The jury ruled in favor of Victoria Osteen and against Sharon Brown, proving once again that not all juries are out of control. As I stated in my previous post, when you look at the facts closely, you’ll find, most of the time though not always, that there are reasons for the so-called run away verdict. The fact is I’ve seen many meritorious cases where the plaintiff is undercompensated or even loses. Lawyers don’t call going to trial “rolling the dice” for nothing. The system is not perfect. It is just the best we have.
The jury’s foreman, Gilles Labbe, said he and other jurors believed what happened on the plane was only a minor dispute between a passenger and one or more of the flight attendants.

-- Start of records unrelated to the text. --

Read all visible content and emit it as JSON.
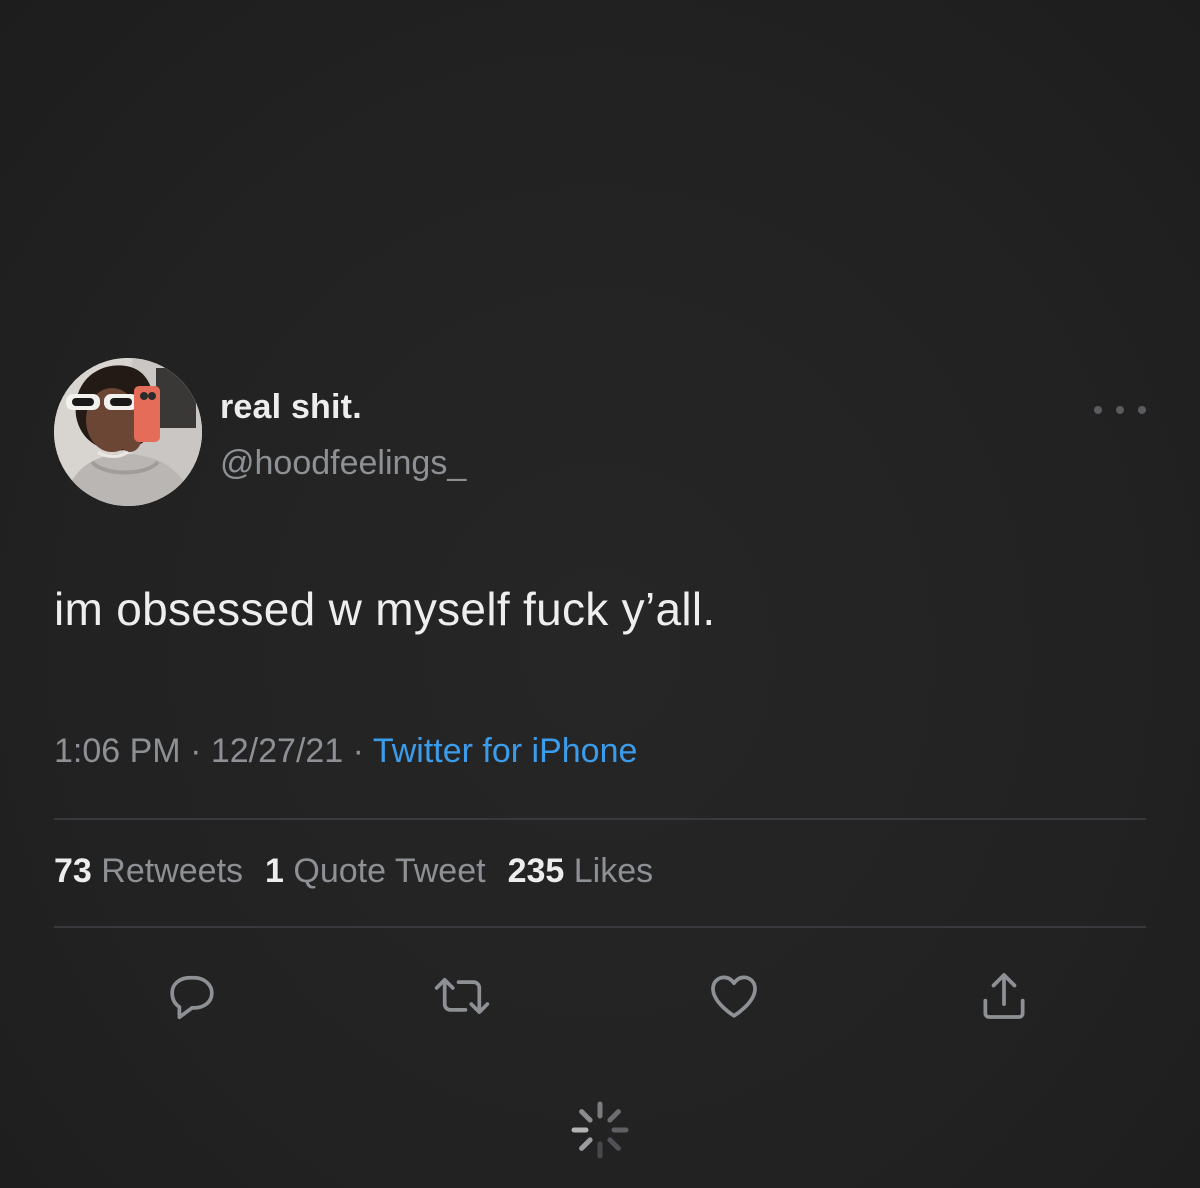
{
  "tweet": {
    "author": {
      "display_name": "real shit.",
      "handle": "@hoodfeelings_"
    },
    "text": "im obsessed w myself fuck y’all.",
    "meta": {
      "time": "1:06 PM",
      "date": "12/27/21",
      "separator": "·",
      "source": "Twitter for iPhone"
    },
    "stats": {
      "retweets_count": "73",
      "retweets_label": "Retweets",
      "quotes_count": "1",
      "quotes_label": "Quote Tweet",
      "likes_count": "235",
      "likes_label": "Likes"
    }
  },
  "actions": [
    {
      "name": "reply",
      "icon": "reply-icon"
    },
    {
      "name": "retweet",
      "icon": "retweet-icon"
    },
    {
      "name": "like",
      "icon": "heart-icon"
    },
    {
      "name": "share",
      "icon": "share-icon"
    }
  ],
  "colors": {
    "background": "#232323",
    "primary_text": "#eeeeee",
    "secondary_text": "#8d9094",
    "link": "#3b9cec",
    "icon": "#8d9094"
  }
}
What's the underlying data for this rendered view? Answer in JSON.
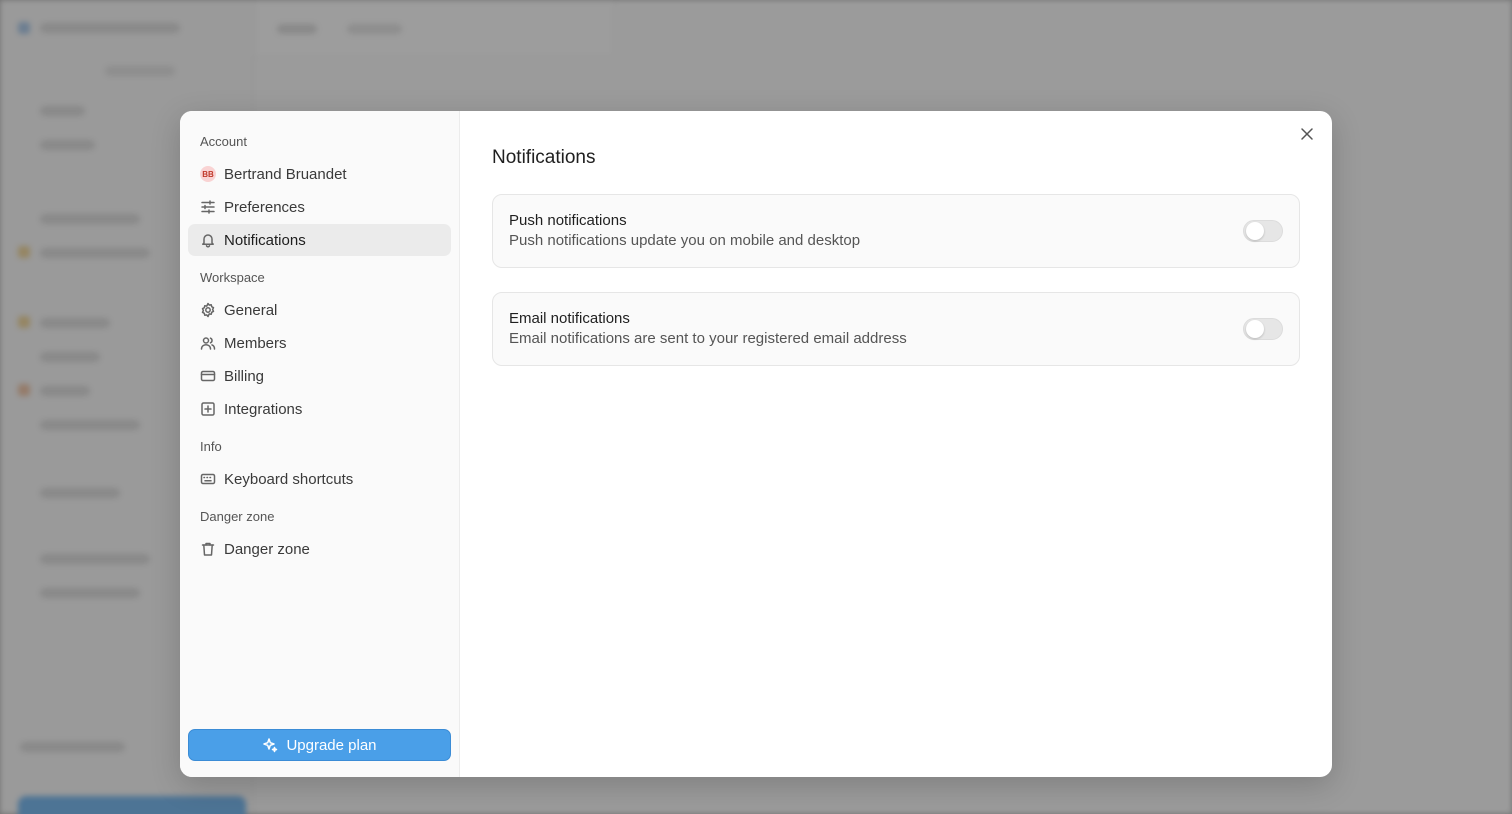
{
  "sidebar": {
    "sections": {
      "account": "Account",
      "workspace": "Workspace",
      "info": "Info",
      "danger": "Danger zone"
    },
    "user": {
      "initials": "BB",
      "name": "Bertrand Bruandet"
    },
    "items": {
      "preferences": "Preferences",
      "notifications": "Notifications",
      "general": "General",
      "members": "Members",
      "billing": "Billing",
      "integrations": "Integrations",
      "keyboard_shortcuts": "Keyboard shortcuts",
      "danger_zone": "Danger zone"
    },
    "active_item": "notifications",
    "upgrade_label": "Upgrade plan"
  },
  "main": {
    "title": "Notifications",
    "settings": [
      {
        "title": "Push notifications",
        "description": "Push notifications update you on mobile and desktop",
        "enabled": false
      },
      {
        "title": "Email notifications",
        "description": "Email notifications are sent to your registered email address",
        "enabled": false
      }
    ]
  },
  "colors": {
    "accent": "#4a9fe8",
    "avatar_bg": "#f9d3d3",
    "avatar_text": "#c0392b"
  },
  "icons": {
    "preferences": "sliders-icon",
    "notifications": "bell-icon",
    "general": "gear-icon",
    "members": "users-icon",
    "billing": "credit-card-icon",
    "integrations": "plus-square-icon",
    "keyboard_shortcuts": "keyboard-icon",
    "danger_zone": "trash-icon",
    "upgrade": "sparkle-icon",
    "close": "close-icon"
  }
}
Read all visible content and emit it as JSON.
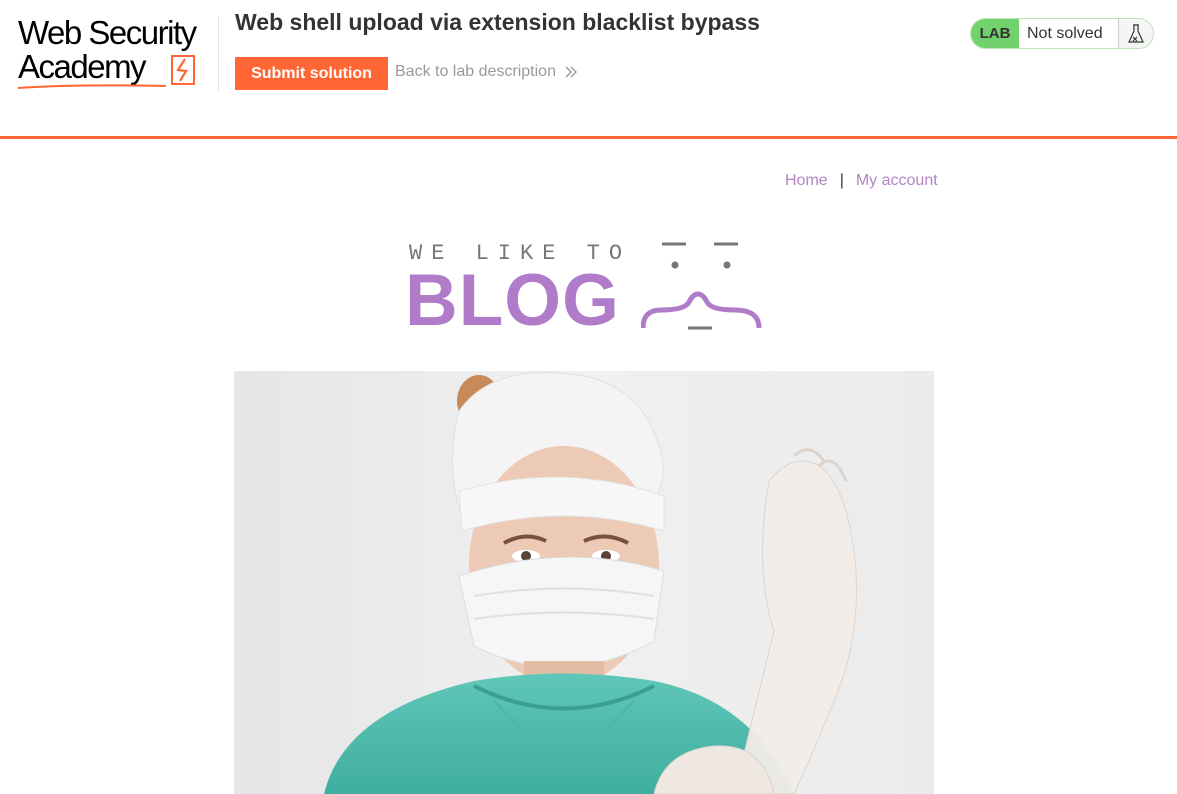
{
  "header": {
    "logo_line1": "Web Security",
    "logo_line2": "Academy",
    "lab_title": "Web shell upload via extension blacklist bypass",
    "submit_label": "Submit solution",
    "back_label": "Back to lab description",
    "back_icon": "double-chevron-right-icon",
    "lab_badge": "LAB",
    "lab_status": "Not solved",
    "status_icon": "flask-icon"
  },
  "nav": {
    "home": "Home",
    "separator": "|",
    "account": "My account"
  },
  "blog_logo": {
    "tagline": "WE LIKE TO",
    "wordmark": "BLOG"
  },
  "colors": {
    "accent_orange": "#ff6633",
    "lab_green": "#70d16d",
    "link_purple": "#b383c4",
    "blog_purple": "#b07bc9"
  }
}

‘My personal point of view (the lawsuit) was a complete waste of time because the incident didn’t rise to any kind of level. I fly all the time. I’ve seen a lot worse than that happen on airplanes.’
I commend the Osteens for not knuckling under and taking the easy way out. It must be nice to be able to well afford the cost of a good defense against this sort of suit. That is not always the case. But then again, few lawsuits seem quite as clear cut as this one. Although the Osteens could still have lost on any given day, the evidence did seem to favor them. This suit does show that those who are looking to cash in through a lawsuit cannot always depend on the lawsuit lottery. It also shows that you cannot count on the embarassment factor of your accusations causing the other side to pay you off.